I’ve always been a huge fan of the humanities, collaborating with friends on writing songs, poetry, and plays. While at Barnard I was an active member of the student theatre community, serving as a board member for the Columbia University Players and performing in student productions. Despite my interest in theatre, however, I graduated with a combined major in Political Science and Women’s, Gender, & Sexuality Studies. I finished up my time at Barnard with two major projects: my political science capstone project and an independent study project conducted in Southern Ecuador. Both of these projects looked at the intersections of power when it comes to development and humanitarian aid, paying close attention to conflicting narratives and their importance in how programs that are meant to help look on the ground and how people respond to it.

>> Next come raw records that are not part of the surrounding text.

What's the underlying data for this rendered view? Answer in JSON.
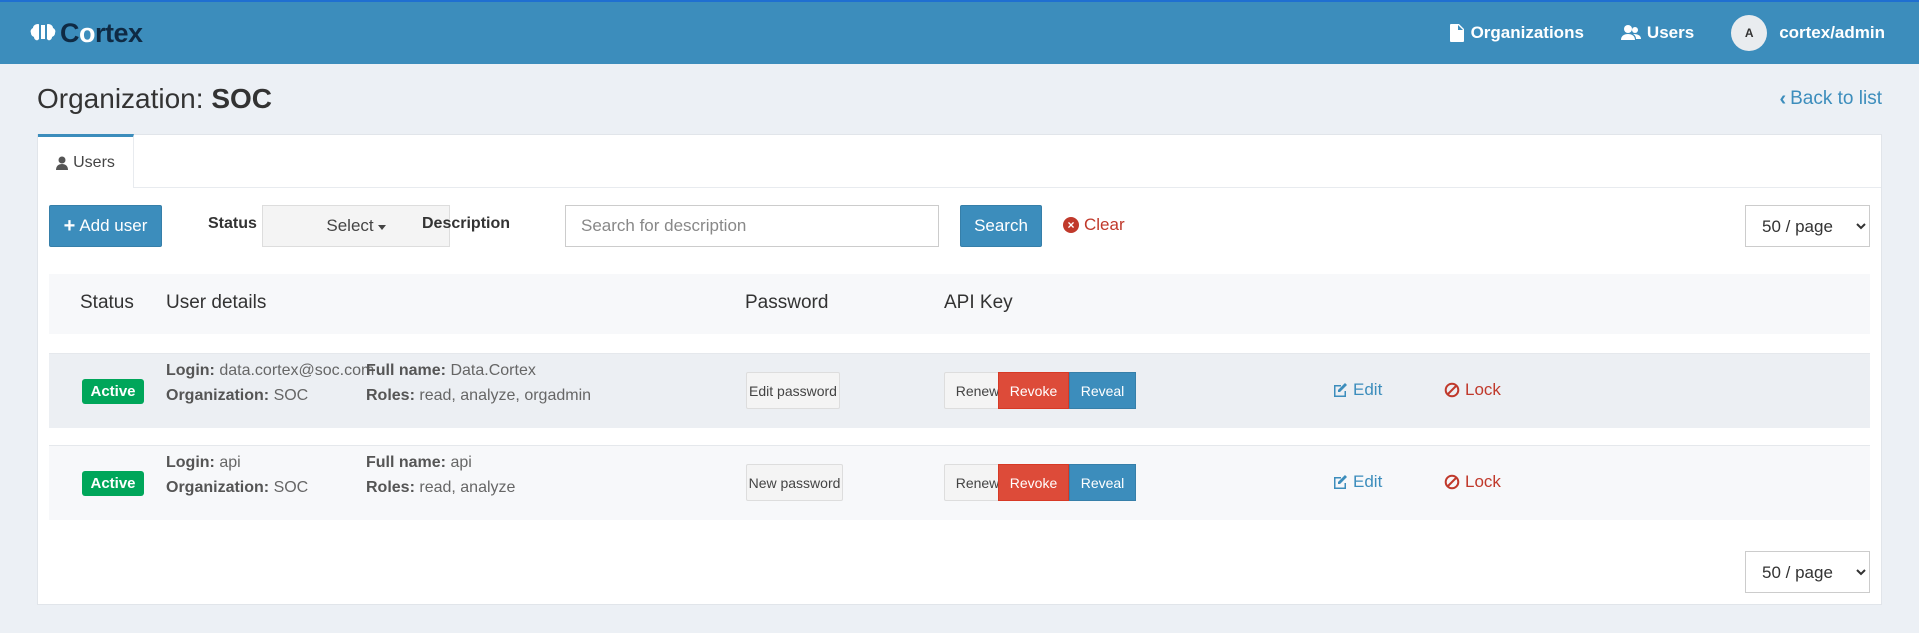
{
  "brand": {
    "name_pre": "C",
    "name_o": "o",
    "name_post": "rtex",
    "accent": "#3c8dbc"
  },
  "nav": {
    "organizations_label": "Organizations",
    "users_label": "Users",
    "avatar_letter": "A",
    "user_name": "cortex/admin"
  },
  "page": {
    "title_prefix": "Organization:",
    "title_org": "SOC",
    "back_label": "Back to list"
  },
  "tabs": [
    {
      "label": "Users",
      "active": true
    }
  ],
  "filters": {
    "add_user_label": "Add user",
    "status_label": "Status",
    "status_select": "Select",
    "description_label": "Description",
    "description_placeholder": "Search for description",
    "search_label": "Search",
    "clear_label": "Clear",
    "per_page": "50 / page"
  },
  "table": {
    "headers": [
      "Status",
      "User details",
      "Password",
      "API Key"
    ],
    "login_label": "Login:",
    "org_label": "Organization:",
    "fullname_label": "Full name:",
    "roles_label": "Roles:",
    "renew_label": "Renew",
    "revoke_label": "Revoke",
    "reveal_label": "Reveal",
    "edit_label": "Edit",
    "lock_label": "Lock",
    "rows": [
      {
        "status": "Active",
        "login": "data.cortex@soc.com",
        "organization": "SOC",
        "full_name": "Data.Cortex",
        "roles": "read, analyze, orgadmin",
        "password_action": "Edit password"
      },
      {
        "status": "Active",
        "login": "api",
        "organization": "SOC",
        "full_name": "api",
        "roles": "read, analyze",
        "password_action": "New password"
      }
    ]
  },
  "colors": {
    "status_active": "#00a65a",
    "danger": "#dd4b39",
    "primary": "#3c8dbc"
  }
}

My previous focus on the construction of narratives and their importance in international and domestic policy led me to wonder about digital narratives. Memes are cool, but what are they saying about our culture? How are they shaping the way we think? The way we vote? Our media and how it shapes us has become an incredibly important topic for study in all of the social sciences. Why not, then, bring it to the humanities? It is these questions that guide my research project on internet and fan culture. Our media shapes us in ways that we are only beginning to explore, and I, for one, am excited to learn more!
In addition to my own research project, I’m here to help you with yours! Expect to hear from me with all sorts of cool tools I’ve found in my own research!

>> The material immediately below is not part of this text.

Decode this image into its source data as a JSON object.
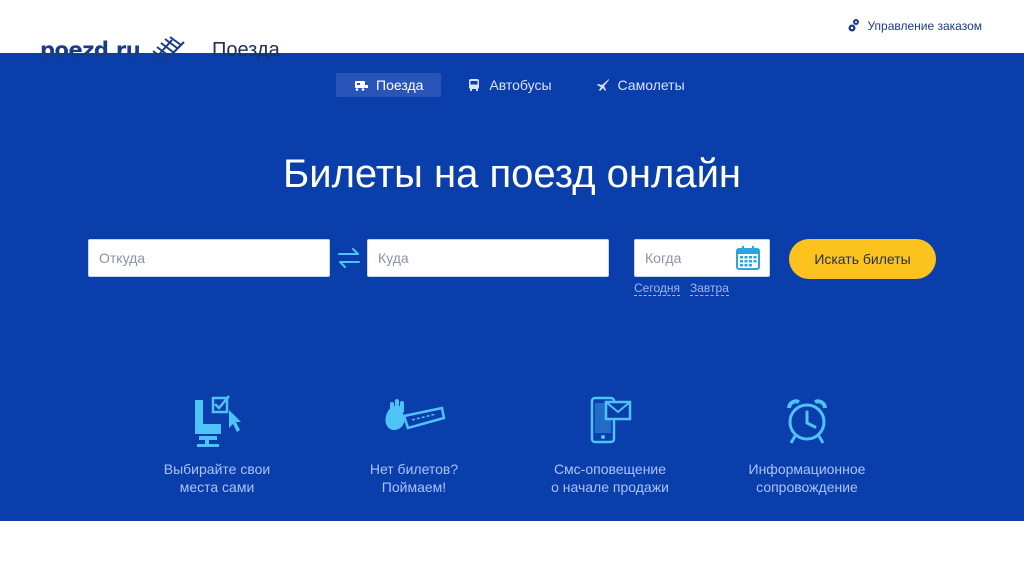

At the end of the day, I’m learning too. I want to learn how to use the many tools at the Digital Humanities Center and across Barnard can help me bridge the gap between so many of my interests. While I love the humanities, I also love science- with environmental science a field I hold near and dear to my heart. How do we bridge the gaps between academic disciplines towards a recognition that everything is connected. The success of The Lorax is relevant to climate change just like erosion patterns or the Green New Deal are. Young adult novels have a political agenda. Stories matter because everything is a story.
That’s all for today but tune into my DHC weekly blog to see musings on ethics, digital humanities, tools and tricks!
I had not expected that working on my digital humanities project this summer would clarify some core elements of my larger Rose Hall project. I realize there are strategies that enhance learning processes, and there is no one monolithic way to teach a new concept or subject to everyone. Yet, I did not realize that visually mapping out what I envisioned for this project would enable me to conceptualize other dimensions of this project and to enhance my central purpose and related objectives.